Class Description

The rise of design thinking has revolutionized the way we solve problems—helping us open our minds, embrace our imaginations and be more innovative. But what if we could take the design thinking process to an even higher level? What if we could be less reactive and more proactive in our thinking?

Award-winning inventor, journalist, educator and speaker Sally Dominguez created the adventurous thinking methodology to promote an agile mindset, which is necessary for consistently innovative practices. Even the best of us can get stuck in our default “expert” neural pathways. Adventurous thinking helps us get out of those ruts, reignite our curiosity and tap into the underutilized parts of our brains.

This two-day course introduces the Five Lenses—negative space, parkour, thinking sideways, thinking backwards and rethinking—which Sally has used to help some of the biggest corporations, organizations and government agencies throughout the world integrate innovation into their work. By the end, you’ll have the tools you need to transform your thought processes and explore true innovation.

In this class, you’ll learn how to:

  • Harness your curiosity to think outside the probable and explore the possible.
  • Use multiple perspectives to achieve a deeper understanding.
  • Experience “bearable discomfort” to force your neural pathways to open up.
  • Disregard small daily failures at home and at work.
  • Get your radical ideas accepted by others.
  • Know what you don’t want and why that’s important.

Reviews

Sukey Dominguez
 

Jumpstart Innovation with Adventurous Thinking exceeded my expectations! Sally brought practical tools that, "lenses" to flip every situation inside out and find the possibilities in every situation. As one who works to lead teams, healthcare providers facing incredible demands to achieve results in population health / ultimately global health and the wellness of business operations, I'm thrilled to have found this course. Design is one thing, taking risk is another. I'm inspired by Sally because she drives energy to see what CAN be in the future. This is a unique class and I look forward to her next offering.

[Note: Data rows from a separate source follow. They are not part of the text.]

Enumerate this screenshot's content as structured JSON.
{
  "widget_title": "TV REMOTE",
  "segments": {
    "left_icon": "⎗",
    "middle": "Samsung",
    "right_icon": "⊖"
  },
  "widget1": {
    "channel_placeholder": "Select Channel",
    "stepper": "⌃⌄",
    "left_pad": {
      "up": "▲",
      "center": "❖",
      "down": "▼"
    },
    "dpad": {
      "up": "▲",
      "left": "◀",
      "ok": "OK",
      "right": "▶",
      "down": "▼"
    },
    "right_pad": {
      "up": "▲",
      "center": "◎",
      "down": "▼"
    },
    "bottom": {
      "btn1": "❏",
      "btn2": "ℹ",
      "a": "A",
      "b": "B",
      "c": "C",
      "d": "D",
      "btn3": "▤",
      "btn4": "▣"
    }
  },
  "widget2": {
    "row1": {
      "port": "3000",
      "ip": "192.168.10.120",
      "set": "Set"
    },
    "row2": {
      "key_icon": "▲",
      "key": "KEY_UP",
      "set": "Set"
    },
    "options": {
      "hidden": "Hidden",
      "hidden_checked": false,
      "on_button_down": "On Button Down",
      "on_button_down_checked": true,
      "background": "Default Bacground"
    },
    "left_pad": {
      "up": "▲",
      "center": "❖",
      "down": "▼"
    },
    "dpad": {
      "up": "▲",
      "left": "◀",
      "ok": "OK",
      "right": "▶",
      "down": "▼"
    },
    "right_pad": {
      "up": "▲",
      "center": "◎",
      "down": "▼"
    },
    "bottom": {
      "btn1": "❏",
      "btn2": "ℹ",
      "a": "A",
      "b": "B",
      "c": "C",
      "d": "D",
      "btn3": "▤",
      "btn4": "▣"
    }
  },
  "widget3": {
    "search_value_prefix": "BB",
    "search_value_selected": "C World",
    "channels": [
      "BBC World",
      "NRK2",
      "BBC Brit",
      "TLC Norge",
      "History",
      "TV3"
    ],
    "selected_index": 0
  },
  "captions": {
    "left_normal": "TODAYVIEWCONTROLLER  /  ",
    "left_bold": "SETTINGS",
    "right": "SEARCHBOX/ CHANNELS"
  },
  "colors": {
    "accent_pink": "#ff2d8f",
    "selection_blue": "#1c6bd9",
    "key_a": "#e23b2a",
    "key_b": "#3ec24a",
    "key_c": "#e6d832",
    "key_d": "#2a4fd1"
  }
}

Stefan Frisch
 

She had quite a lot of interesting approaches. Recommendation!